[00:10:45] It takes a lot. It’s a lot different. So usually it would take I believe it was. 202, so 90 [00:11:00] times three. So roughly 270 square a day depending on a, you know, average property. So that’s two 70. . And now the problem with the sections, it does take a lot more time. So again depending on the number of sections that you are doing, you will probably spend over four or five hours on there per.

[00:11:32] Section elevation would take at least three to four hours. Now, because they’re not based on square meters, you need to calculate it slightly differently. So I would allow a generous three hours for the elevation. Generous, four hours for the. Section because of the complexity and just calculation of them, you can it [00:12:00] does get reduced if it’s an easy one.

[00:12:02] So, You can pick it up just based on the floor plan. Ideally, it’s best to identify it and annotate your section on the day of the survey. So this is kind of a risk factor within this, because I would leave someone to focus solely to do section or. and floor plan. So we did say around two 70. So I would say a full eight to nine hour day.

[00:12:34] Because we’re doing 200 and the topo, we would say two full day. So that would be eight. Then that would be.

[00:12:50] That much, and that’s based on one person. So this is a total amount of hours to do the job. So it is [00:13:00] fairly high number, but the way it works out is that would be roughly the same there dated of station.

[00:13:15] So let’s just call it four days. And as you can see, the calculation roughly comes out the same. However, you’ll be spending a lot more time on site to do the survey. , and that’s something that needs to just be considered when undertaking the survey. Now already they’re doing the survey on site with the cad element of the work because they’re doing the survey and sketches on site, it’ll be a lot less.

[00:13:46] So we did work out roughly a 30 I think 20 to 30% reduction in terms of the hours spent on the drawings, but there is still a substantial amount so, [00:14:00] our, you know, very conservative just put reduction of 15 on there. And, you know, the cost differences from the 1.5 to 1.4 isn’t a massive change, but the quality is Is, I would say a lot more reasonable than usual and you’ll still get a good fundamental survey outfit for your planning permission.

[00:14:30] Now that you’ve understood the calculation, you can play around with this spreadsheet that I will share in the post so you can understand how I’ve worked it out. And you can put some figures. these two play around with, and it was, it’s quite good and gives you a very good indication of how much things cost and you can work it out yourself to budget [00:15:00] your project.

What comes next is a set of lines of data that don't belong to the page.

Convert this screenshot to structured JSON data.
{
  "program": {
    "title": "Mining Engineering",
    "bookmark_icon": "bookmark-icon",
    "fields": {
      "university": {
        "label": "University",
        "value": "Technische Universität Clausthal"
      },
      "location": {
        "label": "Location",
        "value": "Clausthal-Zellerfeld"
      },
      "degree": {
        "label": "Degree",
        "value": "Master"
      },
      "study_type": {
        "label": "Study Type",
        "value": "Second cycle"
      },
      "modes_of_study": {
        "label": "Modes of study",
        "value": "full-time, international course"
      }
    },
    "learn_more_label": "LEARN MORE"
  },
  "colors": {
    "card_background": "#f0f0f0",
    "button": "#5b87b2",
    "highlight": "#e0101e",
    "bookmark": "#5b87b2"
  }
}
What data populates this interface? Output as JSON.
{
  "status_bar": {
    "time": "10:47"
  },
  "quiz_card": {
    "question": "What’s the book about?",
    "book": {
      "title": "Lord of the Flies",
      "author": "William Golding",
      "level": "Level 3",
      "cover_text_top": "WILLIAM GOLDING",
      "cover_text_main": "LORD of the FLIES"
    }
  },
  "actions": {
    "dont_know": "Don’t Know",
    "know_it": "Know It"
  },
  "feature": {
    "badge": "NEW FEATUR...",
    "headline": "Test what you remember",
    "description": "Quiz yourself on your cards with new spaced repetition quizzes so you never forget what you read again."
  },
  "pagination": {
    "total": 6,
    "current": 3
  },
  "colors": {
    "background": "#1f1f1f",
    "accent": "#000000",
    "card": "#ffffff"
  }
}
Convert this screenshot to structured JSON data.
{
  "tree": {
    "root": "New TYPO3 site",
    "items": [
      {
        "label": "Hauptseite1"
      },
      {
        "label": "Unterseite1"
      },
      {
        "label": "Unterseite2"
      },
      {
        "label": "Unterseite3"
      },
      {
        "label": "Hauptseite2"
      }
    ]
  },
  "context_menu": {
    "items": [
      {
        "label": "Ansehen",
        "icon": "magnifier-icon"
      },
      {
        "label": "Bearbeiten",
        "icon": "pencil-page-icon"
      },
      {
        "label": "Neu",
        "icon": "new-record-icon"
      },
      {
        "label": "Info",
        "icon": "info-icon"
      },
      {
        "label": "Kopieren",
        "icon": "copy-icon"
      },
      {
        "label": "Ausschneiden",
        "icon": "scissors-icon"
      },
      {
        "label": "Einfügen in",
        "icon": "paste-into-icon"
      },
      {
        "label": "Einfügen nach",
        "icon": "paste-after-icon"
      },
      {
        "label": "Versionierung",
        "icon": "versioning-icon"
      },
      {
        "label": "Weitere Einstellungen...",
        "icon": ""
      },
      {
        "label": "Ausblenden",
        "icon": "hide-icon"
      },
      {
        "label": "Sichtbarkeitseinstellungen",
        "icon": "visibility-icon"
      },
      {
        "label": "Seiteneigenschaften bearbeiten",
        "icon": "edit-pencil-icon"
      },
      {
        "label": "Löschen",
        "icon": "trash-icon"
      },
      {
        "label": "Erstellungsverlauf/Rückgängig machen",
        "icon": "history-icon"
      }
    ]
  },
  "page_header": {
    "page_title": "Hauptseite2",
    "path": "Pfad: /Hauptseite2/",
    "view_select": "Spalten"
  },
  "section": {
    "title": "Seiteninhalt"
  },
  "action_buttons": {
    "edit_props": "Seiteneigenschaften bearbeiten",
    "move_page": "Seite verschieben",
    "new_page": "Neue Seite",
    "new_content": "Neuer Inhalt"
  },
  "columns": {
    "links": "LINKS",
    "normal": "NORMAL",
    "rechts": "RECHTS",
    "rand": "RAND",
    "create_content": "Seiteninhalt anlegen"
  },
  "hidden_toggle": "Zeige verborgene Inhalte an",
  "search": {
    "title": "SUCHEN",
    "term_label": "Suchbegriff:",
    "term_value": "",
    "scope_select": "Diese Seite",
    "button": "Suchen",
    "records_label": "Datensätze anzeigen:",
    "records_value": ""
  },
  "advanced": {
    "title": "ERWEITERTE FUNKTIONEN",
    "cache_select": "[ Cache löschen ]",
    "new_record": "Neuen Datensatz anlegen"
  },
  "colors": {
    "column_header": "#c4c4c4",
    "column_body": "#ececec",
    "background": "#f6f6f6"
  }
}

[00:15:01] So I hope this helps you, gives you a good understanding of costing a project now. If you have any questions, please do not hesitate to leave a comment on this video.